- [How to complete this task]:
Across the listing below, count the lines that mention the string "save". Reply with the figure only.

- [Excerpted data]:
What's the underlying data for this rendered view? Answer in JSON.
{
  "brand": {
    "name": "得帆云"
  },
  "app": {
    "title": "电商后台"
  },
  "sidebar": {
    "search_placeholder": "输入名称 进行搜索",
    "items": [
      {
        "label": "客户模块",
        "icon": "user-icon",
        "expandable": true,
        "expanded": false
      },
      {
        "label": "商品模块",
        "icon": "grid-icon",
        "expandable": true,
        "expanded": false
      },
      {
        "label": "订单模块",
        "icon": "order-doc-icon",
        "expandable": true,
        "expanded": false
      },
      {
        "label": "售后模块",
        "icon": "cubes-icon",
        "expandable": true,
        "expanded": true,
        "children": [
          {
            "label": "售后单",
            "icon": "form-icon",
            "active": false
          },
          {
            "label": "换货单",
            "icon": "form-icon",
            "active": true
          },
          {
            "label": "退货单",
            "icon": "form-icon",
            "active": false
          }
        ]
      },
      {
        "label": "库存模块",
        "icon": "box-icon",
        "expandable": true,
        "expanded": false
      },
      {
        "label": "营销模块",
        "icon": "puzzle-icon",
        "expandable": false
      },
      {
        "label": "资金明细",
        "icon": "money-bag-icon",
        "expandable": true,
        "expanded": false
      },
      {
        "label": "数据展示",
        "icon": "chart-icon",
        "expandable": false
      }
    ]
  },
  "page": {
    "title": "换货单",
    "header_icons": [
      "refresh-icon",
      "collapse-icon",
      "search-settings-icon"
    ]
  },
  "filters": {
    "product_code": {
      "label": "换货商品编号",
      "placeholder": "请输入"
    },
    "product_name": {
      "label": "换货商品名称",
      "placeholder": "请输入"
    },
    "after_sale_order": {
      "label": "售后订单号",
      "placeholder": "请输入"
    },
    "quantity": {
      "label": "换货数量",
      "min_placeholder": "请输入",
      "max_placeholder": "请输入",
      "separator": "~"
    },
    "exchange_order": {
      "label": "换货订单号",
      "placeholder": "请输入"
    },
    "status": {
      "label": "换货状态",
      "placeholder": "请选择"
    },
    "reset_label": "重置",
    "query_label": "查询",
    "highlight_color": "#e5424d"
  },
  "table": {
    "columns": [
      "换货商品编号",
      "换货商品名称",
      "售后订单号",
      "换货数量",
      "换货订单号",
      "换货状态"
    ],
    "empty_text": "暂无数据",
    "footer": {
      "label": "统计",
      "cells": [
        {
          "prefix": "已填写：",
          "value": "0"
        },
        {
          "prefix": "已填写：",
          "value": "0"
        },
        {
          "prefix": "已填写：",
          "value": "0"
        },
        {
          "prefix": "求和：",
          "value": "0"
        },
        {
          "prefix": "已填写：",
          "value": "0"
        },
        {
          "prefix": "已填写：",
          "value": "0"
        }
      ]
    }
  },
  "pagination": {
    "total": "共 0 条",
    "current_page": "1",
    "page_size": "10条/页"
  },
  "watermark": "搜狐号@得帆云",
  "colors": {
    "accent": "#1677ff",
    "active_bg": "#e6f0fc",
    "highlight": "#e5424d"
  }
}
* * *
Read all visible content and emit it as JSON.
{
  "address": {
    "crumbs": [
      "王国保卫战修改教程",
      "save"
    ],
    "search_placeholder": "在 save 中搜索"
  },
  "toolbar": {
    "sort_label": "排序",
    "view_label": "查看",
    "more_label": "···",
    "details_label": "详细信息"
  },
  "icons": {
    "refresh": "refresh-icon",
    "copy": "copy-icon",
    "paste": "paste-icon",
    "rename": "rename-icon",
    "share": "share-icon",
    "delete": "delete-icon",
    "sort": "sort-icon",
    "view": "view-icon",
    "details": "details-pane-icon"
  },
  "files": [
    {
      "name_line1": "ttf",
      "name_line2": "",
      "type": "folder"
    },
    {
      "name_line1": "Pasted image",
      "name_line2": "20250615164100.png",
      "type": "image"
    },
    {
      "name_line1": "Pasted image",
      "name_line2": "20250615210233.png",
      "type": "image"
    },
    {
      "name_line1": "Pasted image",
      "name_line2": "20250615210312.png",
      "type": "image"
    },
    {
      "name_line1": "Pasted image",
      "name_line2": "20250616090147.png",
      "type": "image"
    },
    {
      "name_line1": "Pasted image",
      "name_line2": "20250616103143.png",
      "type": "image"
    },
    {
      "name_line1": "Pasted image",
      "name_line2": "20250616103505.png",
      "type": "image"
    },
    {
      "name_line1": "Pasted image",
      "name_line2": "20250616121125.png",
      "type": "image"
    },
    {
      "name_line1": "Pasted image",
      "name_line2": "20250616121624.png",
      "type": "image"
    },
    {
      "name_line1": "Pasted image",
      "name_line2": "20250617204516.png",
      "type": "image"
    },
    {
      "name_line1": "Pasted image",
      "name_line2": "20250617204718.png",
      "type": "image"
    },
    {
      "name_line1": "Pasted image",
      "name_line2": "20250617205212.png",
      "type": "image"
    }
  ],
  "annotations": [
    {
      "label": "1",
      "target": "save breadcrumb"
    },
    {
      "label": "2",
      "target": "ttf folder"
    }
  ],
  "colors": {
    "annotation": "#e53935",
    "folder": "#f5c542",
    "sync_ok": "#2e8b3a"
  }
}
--
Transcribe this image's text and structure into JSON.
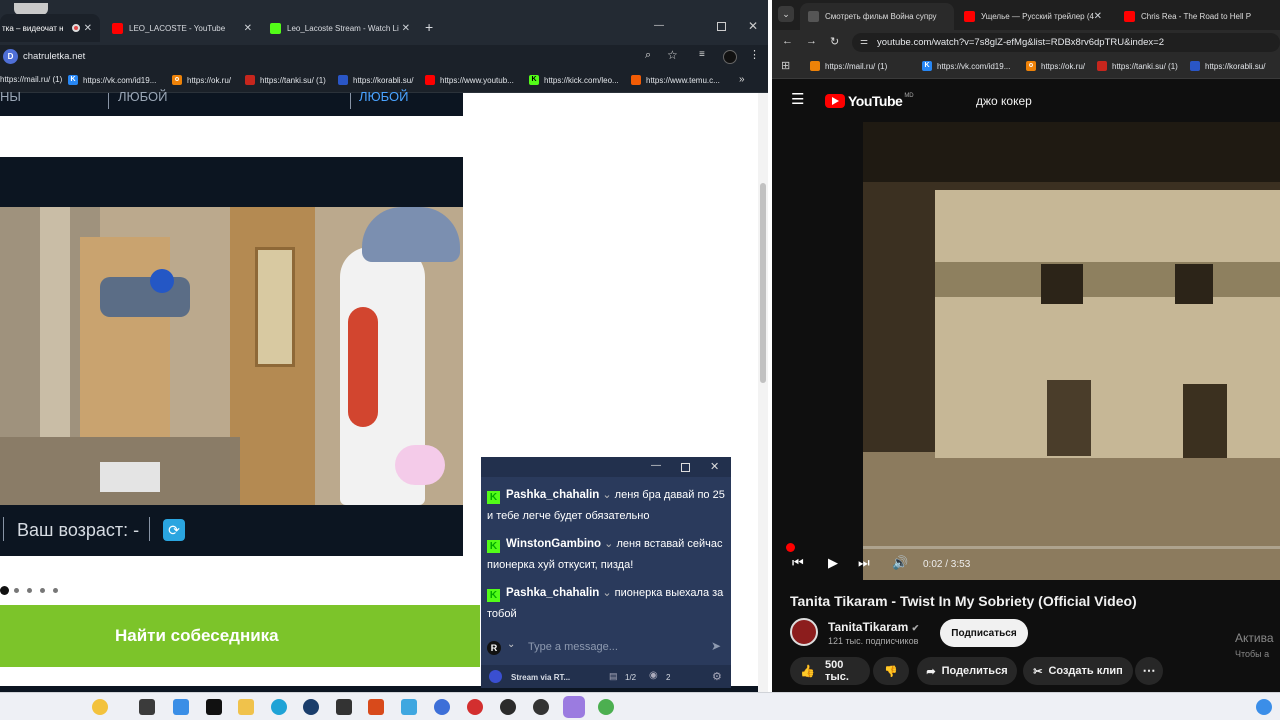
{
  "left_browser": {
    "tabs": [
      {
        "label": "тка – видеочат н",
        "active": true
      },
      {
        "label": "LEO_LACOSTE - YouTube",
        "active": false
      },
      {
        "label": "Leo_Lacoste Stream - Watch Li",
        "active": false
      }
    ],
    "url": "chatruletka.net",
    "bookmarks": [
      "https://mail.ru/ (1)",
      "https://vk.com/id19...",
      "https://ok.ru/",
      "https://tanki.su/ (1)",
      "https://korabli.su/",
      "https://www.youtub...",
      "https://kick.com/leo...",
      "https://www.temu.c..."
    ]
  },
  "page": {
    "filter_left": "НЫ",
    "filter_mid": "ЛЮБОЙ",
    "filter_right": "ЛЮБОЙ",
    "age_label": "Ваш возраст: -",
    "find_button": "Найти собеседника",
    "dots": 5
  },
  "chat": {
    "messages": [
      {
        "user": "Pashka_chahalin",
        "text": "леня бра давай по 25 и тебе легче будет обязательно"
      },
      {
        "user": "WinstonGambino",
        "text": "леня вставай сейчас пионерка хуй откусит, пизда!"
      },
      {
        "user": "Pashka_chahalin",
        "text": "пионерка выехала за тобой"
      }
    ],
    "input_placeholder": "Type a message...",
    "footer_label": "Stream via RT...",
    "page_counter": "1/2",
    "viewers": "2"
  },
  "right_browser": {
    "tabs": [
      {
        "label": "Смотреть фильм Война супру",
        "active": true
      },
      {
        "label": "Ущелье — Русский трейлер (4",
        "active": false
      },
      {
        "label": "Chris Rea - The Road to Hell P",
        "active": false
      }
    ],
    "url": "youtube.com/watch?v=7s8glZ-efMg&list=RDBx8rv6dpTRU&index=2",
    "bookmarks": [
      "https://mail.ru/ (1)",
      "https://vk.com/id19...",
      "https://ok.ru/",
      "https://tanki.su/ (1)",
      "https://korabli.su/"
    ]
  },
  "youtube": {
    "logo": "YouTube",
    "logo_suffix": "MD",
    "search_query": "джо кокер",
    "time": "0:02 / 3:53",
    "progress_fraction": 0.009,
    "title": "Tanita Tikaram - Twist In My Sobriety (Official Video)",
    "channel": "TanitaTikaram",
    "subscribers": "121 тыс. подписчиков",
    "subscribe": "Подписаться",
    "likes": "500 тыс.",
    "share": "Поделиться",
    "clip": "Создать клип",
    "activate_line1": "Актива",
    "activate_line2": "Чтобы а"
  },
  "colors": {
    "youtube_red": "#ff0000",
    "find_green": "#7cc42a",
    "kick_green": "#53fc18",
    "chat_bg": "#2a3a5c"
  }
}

- [Result for this exercise]:
3